In the listing below, every line with the word "page" needs to be copied.

*Supplied information*.

----------------

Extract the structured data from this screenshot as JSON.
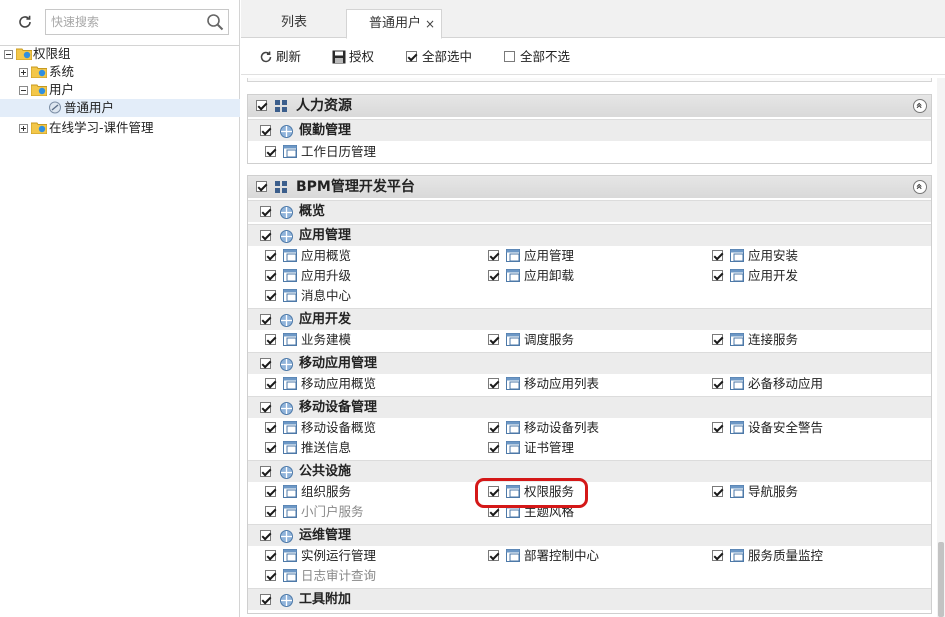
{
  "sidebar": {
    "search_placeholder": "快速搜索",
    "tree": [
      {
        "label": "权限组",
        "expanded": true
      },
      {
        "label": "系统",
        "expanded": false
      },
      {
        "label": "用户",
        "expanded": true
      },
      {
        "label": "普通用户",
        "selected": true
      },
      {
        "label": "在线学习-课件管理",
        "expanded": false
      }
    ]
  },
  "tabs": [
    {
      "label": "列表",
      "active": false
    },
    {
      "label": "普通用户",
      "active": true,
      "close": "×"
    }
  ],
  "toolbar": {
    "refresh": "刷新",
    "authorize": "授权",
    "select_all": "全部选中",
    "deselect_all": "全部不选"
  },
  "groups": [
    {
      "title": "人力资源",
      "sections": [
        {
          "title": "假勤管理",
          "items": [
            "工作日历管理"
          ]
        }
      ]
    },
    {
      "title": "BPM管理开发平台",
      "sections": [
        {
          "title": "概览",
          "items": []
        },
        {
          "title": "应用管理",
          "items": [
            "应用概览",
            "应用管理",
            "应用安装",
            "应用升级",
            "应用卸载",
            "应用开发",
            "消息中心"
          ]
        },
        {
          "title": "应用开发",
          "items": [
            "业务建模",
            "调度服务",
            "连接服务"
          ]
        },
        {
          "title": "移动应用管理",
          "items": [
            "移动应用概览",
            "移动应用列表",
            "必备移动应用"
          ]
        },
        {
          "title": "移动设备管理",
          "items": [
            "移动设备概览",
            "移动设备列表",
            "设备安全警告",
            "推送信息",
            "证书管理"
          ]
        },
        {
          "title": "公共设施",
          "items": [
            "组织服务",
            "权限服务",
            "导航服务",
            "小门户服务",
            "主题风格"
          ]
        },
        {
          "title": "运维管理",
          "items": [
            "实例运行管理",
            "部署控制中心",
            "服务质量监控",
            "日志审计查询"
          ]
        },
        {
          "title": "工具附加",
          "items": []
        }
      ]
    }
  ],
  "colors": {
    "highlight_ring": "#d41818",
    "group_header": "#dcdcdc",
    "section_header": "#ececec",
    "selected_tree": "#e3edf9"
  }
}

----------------

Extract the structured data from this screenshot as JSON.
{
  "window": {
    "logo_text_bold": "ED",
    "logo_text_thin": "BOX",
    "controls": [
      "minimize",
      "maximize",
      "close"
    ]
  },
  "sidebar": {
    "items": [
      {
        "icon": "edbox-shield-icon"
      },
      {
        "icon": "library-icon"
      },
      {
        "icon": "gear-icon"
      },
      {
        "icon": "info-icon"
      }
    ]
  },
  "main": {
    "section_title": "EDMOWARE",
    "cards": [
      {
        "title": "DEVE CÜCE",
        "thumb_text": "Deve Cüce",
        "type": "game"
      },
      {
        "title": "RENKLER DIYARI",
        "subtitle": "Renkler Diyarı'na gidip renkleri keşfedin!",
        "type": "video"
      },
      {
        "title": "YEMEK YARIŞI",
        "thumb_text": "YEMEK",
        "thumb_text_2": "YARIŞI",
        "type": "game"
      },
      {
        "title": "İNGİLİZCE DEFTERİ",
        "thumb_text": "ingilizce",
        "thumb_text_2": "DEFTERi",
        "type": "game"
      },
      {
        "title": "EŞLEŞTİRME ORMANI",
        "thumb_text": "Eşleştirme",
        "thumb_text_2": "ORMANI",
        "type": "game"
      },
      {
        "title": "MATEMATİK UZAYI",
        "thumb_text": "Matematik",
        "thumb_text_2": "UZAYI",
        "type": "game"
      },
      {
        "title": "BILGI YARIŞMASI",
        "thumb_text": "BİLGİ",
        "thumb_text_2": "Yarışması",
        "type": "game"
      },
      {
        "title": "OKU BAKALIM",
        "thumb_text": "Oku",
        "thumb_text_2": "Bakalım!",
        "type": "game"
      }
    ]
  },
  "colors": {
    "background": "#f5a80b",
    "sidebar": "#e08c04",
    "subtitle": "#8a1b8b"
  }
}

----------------

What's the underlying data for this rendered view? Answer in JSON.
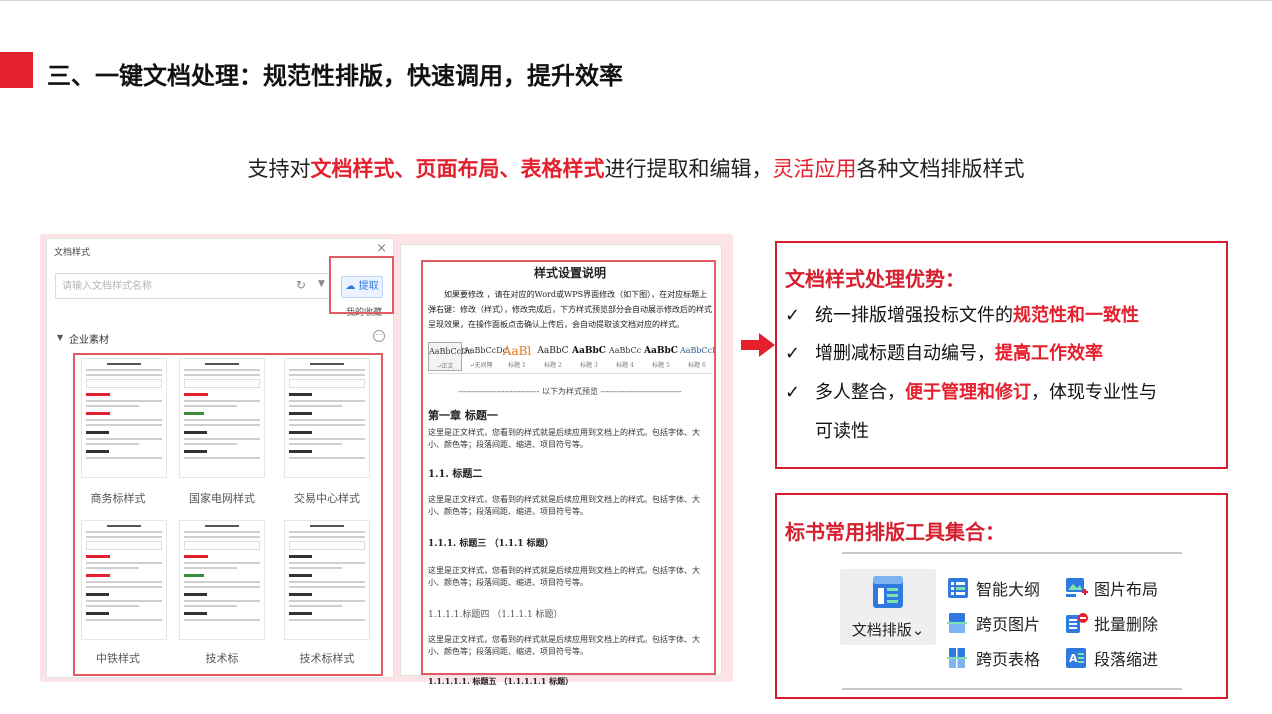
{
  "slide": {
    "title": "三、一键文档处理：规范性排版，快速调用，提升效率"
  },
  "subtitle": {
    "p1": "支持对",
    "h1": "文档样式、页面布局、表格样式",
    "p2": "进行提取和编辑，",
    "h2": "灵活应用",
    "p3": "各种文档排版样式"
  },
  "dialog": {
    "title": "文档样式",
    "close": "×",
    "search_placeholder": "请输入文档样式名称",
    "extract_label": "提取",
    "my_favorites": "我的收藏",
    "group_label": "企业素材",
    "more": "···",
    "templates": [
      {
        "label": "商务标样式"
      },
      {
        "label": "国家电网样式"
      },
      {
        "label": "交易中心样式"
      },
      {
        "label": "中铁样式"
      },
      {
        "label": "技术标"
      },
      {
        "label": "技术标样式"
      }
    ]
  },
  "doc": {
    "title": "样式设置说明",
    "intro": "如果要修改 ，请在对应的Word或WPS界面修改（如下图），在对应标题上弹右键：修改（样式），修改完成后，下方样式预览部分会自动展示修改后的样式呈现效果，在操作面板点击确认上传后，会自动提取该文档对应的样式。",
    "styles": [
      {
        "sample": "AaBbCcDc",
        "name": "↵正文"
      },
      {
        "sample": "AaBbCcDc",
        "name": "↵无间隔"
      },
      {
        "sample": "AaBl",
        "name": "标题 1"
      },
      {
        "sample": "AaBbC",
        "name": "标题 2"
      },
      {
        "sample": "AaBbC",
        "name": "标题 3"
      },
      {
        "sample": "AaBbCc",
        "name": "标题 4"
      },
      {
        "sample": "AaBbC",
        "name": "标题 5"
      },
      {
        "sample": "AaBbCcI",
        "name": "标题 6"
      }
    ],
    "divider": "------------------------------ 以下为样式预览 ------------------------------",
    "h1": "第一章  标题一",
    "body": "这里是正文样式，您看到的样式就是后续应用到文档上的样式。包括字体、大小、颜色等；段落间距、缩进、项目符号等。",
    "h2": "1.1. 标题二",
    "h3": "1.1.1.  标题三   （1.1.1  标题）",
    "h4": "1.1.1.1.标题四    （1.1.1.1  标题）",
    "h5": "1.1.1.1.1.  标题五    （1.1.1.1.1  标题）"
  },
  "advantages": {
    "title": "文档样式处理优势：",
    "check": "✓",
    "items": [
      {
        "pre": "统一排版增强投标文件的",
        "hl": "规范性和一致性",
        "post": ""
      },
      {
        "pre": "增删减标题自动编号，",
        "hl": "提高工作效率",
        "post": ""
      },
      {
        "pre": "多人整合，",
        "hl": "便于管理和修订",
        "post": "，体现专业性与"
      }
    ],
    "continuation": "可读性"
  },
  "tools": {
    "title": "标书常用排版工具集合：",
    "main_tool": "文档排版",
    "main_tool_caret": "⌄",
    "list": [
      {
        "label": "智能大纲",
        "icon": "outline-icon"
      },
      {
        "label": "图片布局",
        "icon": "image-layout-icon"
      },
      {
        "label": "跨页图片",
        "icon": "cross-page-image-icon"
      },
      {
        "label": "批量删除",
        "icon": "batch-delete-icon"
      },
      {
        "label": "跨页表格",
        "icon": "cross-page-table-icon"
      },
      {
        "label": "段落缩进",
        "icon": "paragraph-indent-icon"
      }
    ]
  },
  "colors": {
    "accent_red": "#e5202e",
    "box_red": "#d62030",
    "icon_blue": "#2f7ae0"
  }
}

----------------

*Task response*.
        "icon": "cross-page-image-icon"
        "icon": "cross-page-table-icon"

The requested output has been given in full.